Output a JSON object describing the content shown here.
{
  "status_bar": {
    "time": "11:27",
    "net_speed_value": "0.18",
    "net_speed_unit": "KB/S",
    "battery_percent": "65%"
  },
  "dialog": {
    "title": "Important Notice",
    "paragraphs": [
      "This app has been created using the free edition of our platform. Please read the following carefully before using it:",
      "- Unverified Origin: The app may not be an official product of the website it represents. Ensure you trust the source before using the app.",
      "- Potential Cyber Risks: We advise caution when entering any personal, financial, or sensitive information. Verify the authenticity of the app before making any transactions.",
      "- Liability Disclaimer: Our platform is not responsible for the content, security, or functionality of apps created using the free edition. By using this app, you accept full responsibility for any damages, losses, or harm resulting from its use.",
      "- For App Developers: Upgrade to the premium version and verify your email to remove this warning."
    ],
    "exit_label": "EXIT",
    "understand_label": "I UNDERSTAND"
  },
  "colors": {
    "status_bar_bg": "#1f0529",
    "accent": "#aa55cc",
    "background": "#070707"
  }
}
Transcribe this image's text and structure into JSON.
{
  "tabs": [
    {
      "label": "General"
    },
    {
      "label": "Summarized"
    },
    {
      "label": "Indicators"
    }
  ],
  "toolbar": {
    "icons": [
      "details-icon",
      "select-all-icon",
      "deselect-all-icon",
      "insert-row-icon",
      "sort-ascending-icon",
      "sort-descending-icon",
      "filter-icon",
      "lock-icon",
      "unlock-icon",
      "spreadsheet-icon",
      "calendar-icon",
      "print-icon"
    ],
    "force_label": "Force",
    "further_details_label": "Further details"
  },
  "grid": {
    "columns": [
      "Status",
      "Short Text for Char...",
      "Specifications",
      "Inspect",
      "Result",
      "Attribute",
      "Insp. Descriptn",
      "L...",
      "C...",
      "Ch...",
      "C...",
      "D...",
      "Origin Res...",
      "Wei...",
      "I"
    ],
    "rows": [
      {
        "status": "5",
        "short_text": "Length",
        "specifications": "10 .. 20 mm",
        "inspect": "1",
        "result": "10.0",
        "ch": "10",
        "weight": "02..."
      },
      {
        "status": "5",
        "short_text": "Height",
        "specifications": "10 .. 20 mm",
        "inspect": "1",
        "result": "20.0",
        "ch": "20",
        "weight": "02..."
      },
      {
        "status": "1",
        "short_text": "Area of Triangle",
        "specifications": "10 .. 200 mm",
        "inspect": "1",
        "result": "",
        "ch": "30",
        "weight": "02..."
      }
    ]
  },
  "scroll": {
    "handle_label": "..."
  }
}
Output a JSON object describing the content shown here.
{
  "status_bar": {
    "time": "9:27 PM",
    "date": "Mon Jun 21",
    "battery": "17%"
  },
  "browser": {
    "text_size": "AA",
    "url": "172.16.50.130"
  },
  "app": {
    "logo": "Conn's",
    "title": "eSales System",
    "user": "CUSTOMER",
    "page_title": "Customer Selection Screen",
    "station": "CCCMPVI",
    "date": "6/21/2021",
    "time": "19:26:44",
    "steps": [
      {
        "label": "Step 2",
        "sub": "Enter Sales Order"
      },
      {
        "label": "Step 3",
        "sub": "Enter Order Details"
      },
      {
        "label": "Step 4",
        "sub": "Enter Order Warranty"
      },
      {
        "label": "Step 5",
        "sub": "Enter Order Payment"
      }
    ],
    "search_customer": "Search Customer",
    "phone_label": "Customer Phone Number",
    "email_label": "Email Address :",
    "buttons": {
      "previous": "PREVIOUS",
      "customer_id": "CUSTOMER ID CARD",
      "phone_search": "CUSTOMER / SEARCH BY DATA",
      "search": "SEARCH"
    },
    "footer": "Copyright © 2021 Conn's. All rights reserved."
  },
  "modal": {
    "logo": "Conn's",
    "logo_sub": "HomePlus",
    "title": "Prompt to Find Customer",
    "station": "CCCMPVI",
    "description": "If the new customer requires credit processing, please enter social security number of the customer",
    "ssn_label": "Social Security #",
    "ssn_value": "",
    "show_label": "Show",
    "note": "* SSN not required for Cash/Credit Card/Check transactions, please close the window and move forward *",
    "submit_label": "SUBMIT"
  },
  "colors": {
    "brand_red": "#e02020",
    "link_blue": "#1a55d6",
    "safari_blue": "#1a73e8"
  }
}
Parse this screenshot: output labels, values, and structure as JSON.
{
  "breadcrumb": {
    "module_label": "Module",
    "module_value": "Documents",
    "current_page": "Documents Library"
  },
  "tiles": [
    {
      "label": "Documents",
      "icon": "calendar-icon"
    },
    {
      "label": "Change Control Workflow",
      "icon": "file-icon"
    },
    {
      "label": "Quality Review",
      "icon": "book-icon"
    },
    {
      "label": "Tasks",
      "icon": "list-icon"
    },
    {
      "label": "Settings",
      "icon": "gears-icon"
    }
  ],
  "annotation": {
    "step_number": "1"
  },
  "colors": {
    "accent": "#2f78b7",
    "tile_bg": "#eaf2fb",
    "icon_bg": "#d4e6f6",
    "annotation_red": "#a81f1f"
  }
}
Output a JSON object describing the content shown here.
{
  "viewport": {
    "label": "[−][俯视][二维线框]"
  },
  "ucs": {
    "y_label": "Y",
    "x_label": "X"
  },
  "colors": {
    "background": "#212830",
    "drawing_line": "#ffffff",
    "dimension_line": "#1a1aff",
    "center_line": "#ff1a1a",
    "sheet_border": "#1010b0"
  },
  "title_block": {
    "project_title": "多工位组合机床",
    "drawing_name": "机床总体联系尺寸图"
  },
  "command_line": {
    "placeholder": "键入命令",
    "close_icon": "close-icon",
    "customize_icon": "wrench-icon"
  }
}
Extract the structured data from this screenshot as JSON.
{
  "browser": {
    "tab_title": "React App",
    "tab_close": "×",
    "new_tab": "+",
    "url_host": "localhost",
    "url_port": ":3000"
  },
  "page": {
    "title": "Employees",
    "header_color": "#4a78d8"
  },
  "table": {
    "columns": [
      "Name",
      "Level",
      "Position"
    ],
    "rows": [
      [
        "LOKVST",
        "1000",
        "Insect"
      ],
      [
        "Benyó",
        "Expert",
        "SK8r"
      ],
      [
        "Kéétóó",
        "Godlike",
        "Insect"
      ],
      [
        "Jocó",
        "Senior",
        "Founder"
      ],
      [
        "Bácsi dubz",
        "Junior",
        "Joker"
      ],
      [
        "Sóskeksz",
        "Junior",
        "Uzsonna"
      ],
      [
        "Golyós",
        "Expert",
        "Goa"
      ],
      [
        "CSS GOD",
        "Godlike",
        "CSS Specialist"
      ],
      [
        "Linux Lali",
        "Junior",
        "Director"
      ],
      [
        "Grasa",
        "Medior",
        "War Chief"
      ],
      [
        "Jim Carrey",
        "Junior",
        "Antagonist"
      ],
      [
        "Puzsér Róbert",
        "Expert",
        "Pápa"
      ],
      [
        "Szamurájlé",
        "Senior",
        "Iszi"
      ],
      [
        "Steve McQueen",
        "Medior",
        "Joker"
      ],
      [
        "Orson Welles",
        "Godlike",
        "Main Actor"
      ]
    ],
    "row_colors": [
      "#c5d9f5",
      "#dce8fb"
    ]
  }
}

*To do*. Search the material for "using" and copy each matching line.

*Response box*.
      "This app has been created using the free edition of our platform. Please read the following carefully before using it:",
      "- Unverified Origin: The app may not be an official product of the website it represents. Ensure you trust the source before using the app.",
      "- Liability Disclaimer: Our platform is not responsible for the content, security, or functionality of apps created using the free edition. By using this app, you accept full responsibility for any damages, losses, or harm resulting from its use.",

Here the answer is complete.